BEGIN Material for this task

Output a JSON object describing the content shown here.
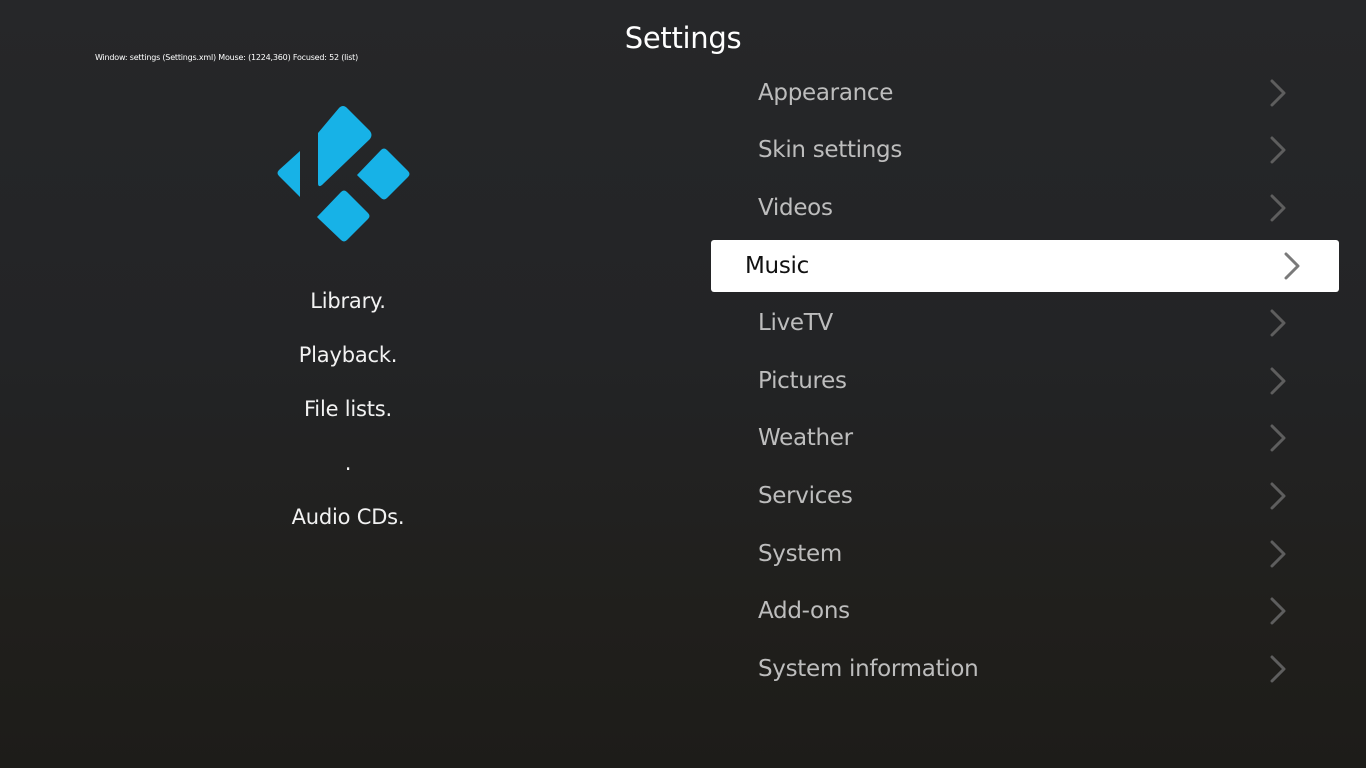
{
  "debug": {
    "text": "Window: settings (Settings.xml)  Mouse: (1224,360)  Focused: 52 (list)"
  },
  "header": {
    "title": "Settings"
  },
  "logo": {
    "icon": "kodi-logo-icon",
    "color": "#17b2e7"
  },
  "description": {
    "lines": [
      "Library.",
      "Playback.",
      "File lists.",
      ".",
      "Audio CDs."
    ]
  },
  "menu": {
    "focused_index": 3,
    "items": [
      {
        "label": "Appearance"
      },
      {
        "label": "Skin settings"
      },
      {
        "label": "Videos"
      },
      {
        "label": "Music"
      },
      {
        "label": "LiveTV"
      },
      {
        "label": "Pictures"
      },
      {
        "label": "Weather"
      },
      {
        "label": "Services"
      },
      {
        "label": "System"
      },
      {
        "label": "Add-ons"
      },
      {
        "label": "System information"
      }
    ]
  }
}
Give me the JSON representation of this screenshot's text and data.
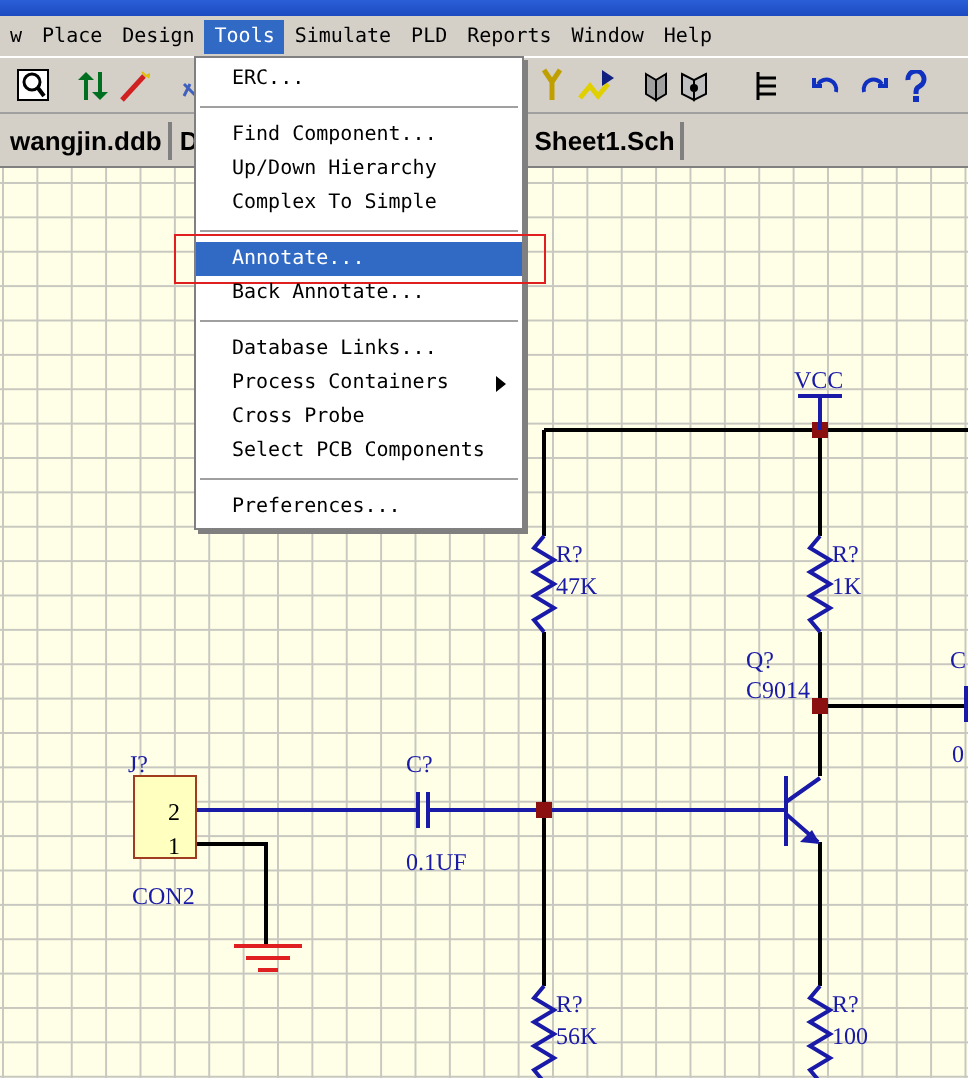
{
  "menu_bar": [
    {
      "label": "w",
      "selected": false
    },
    {
      "label": "Place",
      "selected": false
    },
    {
      "label": "Design",
      "selected": false
    },
    {
      "label": "Tools",
      "selected": true
    },
    {
      "label": "Simulate",
      "selected": false
    },
    {
      "label": "PLD",
      "selected": false
    },
    {
      "label": "Reports",
      "selected": false
    },
    {
      "label": "Window",
      "selected": false
    },
    {
      "label": "Help",
      "selected": false
    }
  ],
  "tabs": [
    {
      "label": "wangjin.ddb"
    },
    {
      "label": "D"
    },
    {
      "label": "Sheet1.Sch"
    }
  ],
  "tools_menu": {
    "items": [
      {
        "kind": "item",
        "label": "ERC...",
        "selected": false,
        "outlined": false,
        "submenu": false
      },
      {
        "kind": "separator"
      },
      {
        "kind": "item",
        "label": "Find Component...",
        "selected": false,
        "outlined": false,
        "submenu": false
      },
      {
        "kind": "item",
        "label": "Up/Down Hierarchy",
        "selected": false,
        "outlined": false,
        "submenu": false
      },
      {
        "kind": "item",
        "label": "Complex To Simple",
        "selected": false,
        "outlined": false,
        "submenu": false
      },
      {
        "kind": "separator"
      },
      {
        "kind": "item",
        "label": "Annotate...",
        "selected": true,
        "outlined": true,
        "submenu": false
      },
      {
        "kind": "item",
        "label": "Back Annotate...",
        "selected": false,
        "outlined": false,
        "submenu": false
      },
      {
        "kind": "separator"
      },
      {
        "kind": "item",
        "label": "Database Links...",
        "selected": false,
        "outlined": false,
        "submenu": false
      },
      {
        "kind": "item",
        "label": "Process Containers",
        "selected": false,
        "outlined": false,
        "submenu": true
      },
      {
        "kind": "item",
        "label": "Cross Probe",
        "selected": false,
        "outlined": false,
        "submenu": false
      },
      {
        "kind": "item",
        "label": "Select PCB Components",
        "selected": false,
        "outlined": false,
        "submenu": false
      },
      {
        "kind": "separator"
      },
      {
        "kind": "item",
        "label": "Preferences...",
        "selected": false,
        "outlined": false,
        "submenu": false
      }
    ]
  },
  "schematic": {
    "components": [
      {
        "kind": "power",
        "label": "VCC"
      },
      {
        "kind": "resistor",
        "designator": "R?",
        "value": "47K"
      },
      {
        "kind": "resistor",
        "designator": "R?",
        "value": "1K"
      },
      {
        "kind": "transistor",
        "designator": "Q?",
        "value": "C9014"
      },
      {
        "kind": "connector",
        "designator": "J?",
        "value": "CON2",
        "pins": [
          "2",
          "1"
        ]
      },
      {
        "kind": "capacitor",
        "designator": "C?",
        "value": "0.1UF"
      },
      {
        "kind": "ground"
      },
      {
        "kind": "resistor",
        "designator": "R?",
        "value": "56K"
      },
      {
        "kind": "resistor",
        "designator": "R?",
        "value": "100"
      },
      {
        "kind": "capacitor",
        "designator": "C",
        "value": "0"
      }
    ]
  }
}
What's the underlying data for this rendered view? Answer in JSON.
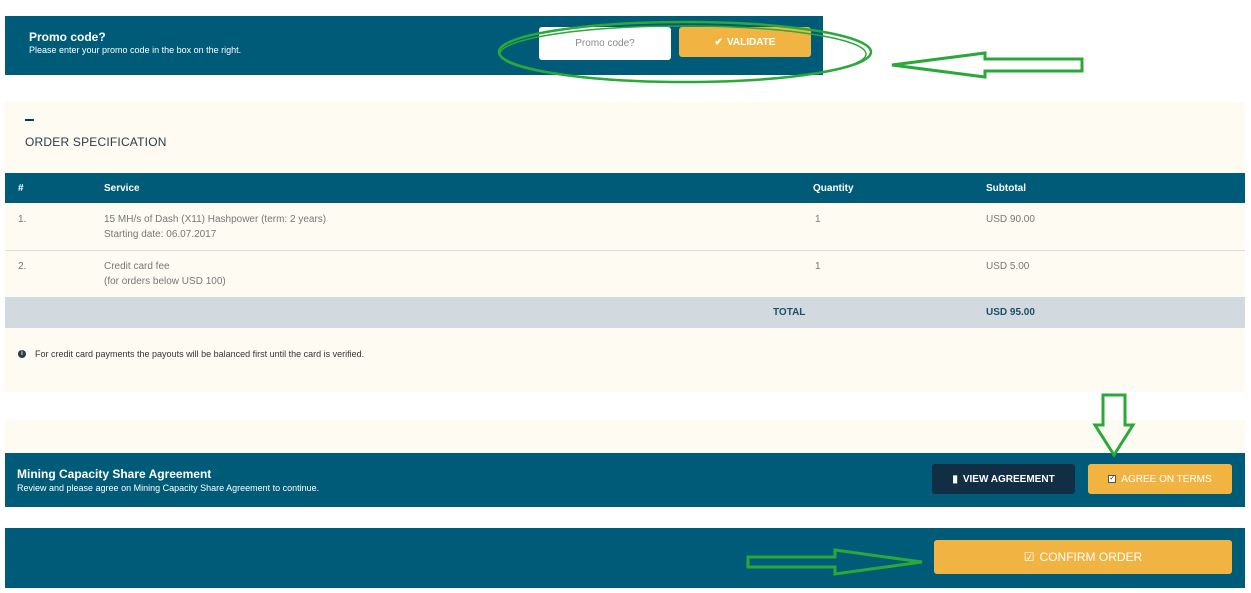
{
  "promo": {
    "title": "Promo code?",
    "subtitle": "Please enter your promo code in the box on the right.",
    "input_placeholder": "Promo code?",
    "input_value": "",
    "validate_icon": "check-icon",
    "validate_label": "VALIDATE"
  },
  "order": {
    "heading": "ORDER SPECIFICATION",
    "columns": [
      "#",
      "Service",
      "Quantity",
      "Subtotal"
    ],
    "rows": [
      {
        "num": "1.",
        "service_line1": "15  MH/s of Dash (X11) Hashpower (term: 2 years)",
        "service_line2": "Starting date: 06.07.2017",
        "quantity": "1",
        "subtotal": "USD 90.00"
      },
      {
        "num": "2.",
        "service_line1": "Credit card fee",
        "service_line2": "(for orders below USD 100)",
        "quantity": "1",
        "subtotal": "USD 5.00"
      }
    ],
    "total_label": "TOTAL",
    "total_value": "USD 95.00",
    "info_icon": "info-icon",
    "info_text": "For credit card payments the payouts will be balanced first until the card is verified."
  },
  "agreement": {
    "title": "Mining Capacity Share Agreement",
    "subtitle": "Review and please agree on Mining Capacity Share Agreement to continue.",
    "view_icon": "book-icon",
    "view_label": "VIEW AGREEMENT",
    "agree_label": "AGREE ON TERMS",
    "agree_checked": true
  },
  "confirm": {
    "icon": "check-square-icon",
    "label": "CONFIRM ORDER"
  },
  "colors": {
    "primary": "#005b78",
    "accent": "#f1b443",
    "dark_button": "#122e45",
    "panel_bg": "#fefbf3",
    "total_bg": "#d2d9df",
    "annotation": "#2aa83a"
  }
}
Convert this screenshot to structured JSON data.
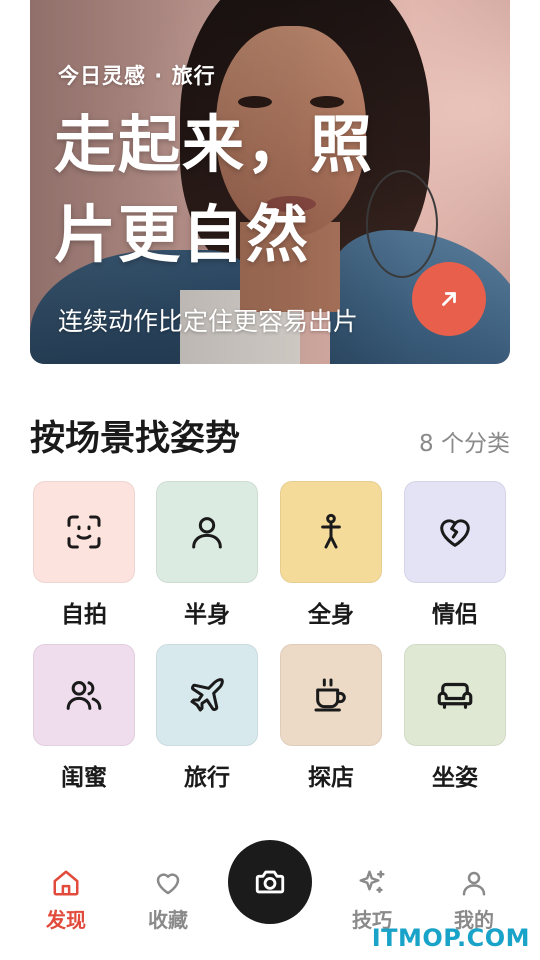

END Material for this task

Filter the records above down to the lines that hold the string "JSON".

*Response to the task*
Output a JSON object describing the content shown here.
Give me the JSON representation of this screenshot's text and data.
What's the underlying data for this rendered view? Answer in JSON.
Convert this screenshot to structured JSON data.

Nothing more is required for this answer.